• Work instruction: Please restate each entry word for word.

• Exercise materials:

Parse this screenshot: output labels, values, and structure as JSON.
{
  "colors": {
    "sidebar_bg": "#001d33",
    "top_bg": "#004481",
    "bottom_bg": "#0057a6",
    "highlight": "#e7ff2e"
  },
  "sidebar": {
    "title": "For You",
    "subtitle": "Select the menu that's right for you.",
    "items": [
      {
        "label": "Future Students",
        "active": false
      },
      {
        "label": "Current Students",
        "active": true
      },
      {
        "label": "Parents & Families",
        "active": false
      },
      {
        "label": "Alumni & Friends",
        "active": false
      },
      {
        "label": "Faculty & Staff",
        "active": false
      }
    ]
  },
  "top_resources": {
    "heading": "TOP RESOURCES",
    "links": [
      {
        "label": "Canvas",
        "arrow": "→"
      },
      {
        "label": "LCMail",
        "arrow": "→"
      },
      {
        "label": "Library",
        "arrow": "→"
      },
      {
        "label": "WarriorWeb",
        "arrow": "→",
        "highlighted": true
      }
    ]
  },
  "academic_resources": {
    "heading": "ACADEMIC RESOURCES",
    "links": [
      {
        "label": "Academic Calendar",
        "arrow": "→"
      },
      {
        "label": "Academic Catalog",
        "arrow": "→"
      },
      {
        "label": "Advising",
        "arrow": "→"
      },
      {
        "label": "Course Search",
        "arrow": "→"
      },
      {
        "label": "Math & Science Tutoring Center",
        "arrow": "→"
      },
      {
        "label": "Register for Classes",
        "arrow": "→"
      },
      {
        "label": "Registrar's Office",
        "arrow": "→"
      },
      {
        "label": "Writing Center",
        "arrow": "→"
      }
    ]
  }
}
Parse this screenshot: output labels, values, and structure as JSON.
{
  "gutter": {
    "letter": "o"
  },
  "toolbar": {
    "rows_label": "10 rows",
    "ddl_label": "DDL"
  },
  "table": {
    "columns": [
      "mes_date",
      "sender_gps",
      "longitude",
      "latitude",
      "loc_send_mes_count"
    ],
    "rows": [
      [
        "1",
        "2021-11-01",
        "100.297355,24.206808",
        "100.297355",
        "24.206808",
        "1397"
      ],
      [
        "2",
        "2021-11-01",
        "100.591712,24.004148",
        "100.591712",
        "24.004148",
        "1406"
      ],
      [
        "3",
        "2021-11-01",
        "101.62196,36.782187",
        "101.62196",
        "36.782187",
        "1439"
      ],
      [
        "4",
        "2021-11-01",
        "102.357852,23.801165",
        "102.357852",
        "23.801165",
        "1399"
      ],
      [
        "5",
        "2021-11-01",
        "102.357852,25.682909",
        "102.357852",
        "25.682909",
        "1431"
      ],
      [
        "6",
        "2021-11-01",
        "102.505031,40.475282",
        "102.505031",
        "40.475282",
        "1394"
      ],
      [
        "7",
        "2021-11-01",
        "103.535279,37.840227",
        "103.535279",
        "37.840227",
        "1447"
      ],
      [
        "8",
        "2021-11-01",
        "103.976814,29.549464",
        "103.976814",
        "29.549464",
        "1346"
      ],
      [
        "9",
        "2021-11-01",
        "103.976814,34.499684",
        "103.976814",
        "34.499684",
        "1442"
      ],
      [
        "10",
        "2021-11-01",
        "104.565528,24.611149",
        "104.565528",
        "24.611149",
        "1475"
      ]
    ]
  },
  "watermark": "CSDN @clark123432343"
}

• Output of the exercise:
Parse this screenshot: output labels, values, and structure as JSON.
{
  "colors": {
    "sidebar_bg": "#001d33",
    "top_bg": "#004481",
    "bottom_bg": "#0057a6",
    "highlight": "#e7ff2e"
  },
  "sidebar": {
    "title": "For You",
    "subtitle": "Select the menu that's right for you.",
    "items": [
      {
        "label": "Future Students",
        "active": false
      },
      {
        "label": "Current Students",
        "active": true
      },
      {
        "label": "Parents & Families",
        "active": false
      },
      {
        "label": "Alumni & Friends",
        "active": false
      },
      {
        "label": "Faculty & Staff",
        "active": false
      }
    ]
  },
  "top_resources": {
    "heading": "TOP RESOURCES",
    "links": [
      {
        "label": "Canvas",
        "arrow": "→"
      },
      {
        "label": "LCMail",
        "arrow": "→"
      },
      {
        "label": "Library",
        "arrow": "→"
      },
      {
        "label": "WarriorWeb",
        "arrow": "→",
        "highlighted": true
      }
    ]
  },
  "academic_resources": {
    "heading": "ACADEMIC RESOURCES",
    "links": [
      {
        "label": "Academic Calendar",
        "arrow": "→"
      },
      {
        "label": "Academic Catalog",
        "arrow": "→"
      },
      {
        "label": "Advising",
        "arrow": "→"
      },
      {
        "label": "Course Search",
        "arrow": "→"
      },
      {
        "label": "Math & Science Tutoring Center",
        "arrow": "→"
      },
      {
        "label": "Register for Classes",
        "arrow": "→"
      },
      {
        "label": "Registrar's Office",
        "arrow": "→"
      },
      {
        "label": "Writing Center",
        "arrow": "→"
      }
    ]
  }
}
Parse this screenshot: output labels, values, and structure as JSON.
{
  "gutter": {
    "letter": "o"
  },
  "toolbar": {
    "rows_label": "10 rows",
    "ddl_label": "DDL"
  },
  "table": {
    "columns": [
      "mes_date",
      "sender_gps",
      "longitude",
      "latitude",
      "loc_send_mes_count"
    ],
    "rows": [
      [
        "1",
        "2021-11-01",
        "100.297355,24.206808",
        "100.297355",
        "24.206808",
        "1397"
      ],
      [
        "2",
        "2021-11-01",
        "100.591712,24.004148",
        "100.591712",
        "24.004148",
        "1406"
      ],
      [
        "3",
        "2021-11-01",
        "101.62196,36.782187",
        "101.62196",
        "36.782187",
        "1439"
      ],
      [
        "4",
        "2021-11-01",
        "102.357852,23.801165",
        "102.357852",
        "23.801165",
        "1399"
      ],
      [
        "5",
        "2021-11-01",
        "102.357852,25.682909",
        "102.357852",
        "25.682909",
        "1431"
      ],
      [
        "6",
        "2021-11-01",
        "102.505031,40.475282",
        "102.505031",
        "40.475282",
        "1394"
      ],
      [
        "7",
        "2021-11-01",
        "103.535279,37.840227",
        "103.535279",
        "37.840227",
        "1447"
      ],
      [
        "8",
        "2021-11-01",
        "103.976814,29.549464",
        "103.976814",
        "29.549464",
        "1346"
      ],
      [
        "9",
        "2021-11-01",
        "103.976814,34.499684",
        "103.976814",
        "34.499684",
        "1442"
      ],
      [
        "10",
        "2021-11-01",
        "104.565528,24.611149",
        "104.565528",
        "24.611149",
        "1475"
      ]
    ]
  },
  "watermark": "CSDN @clark123432343"
}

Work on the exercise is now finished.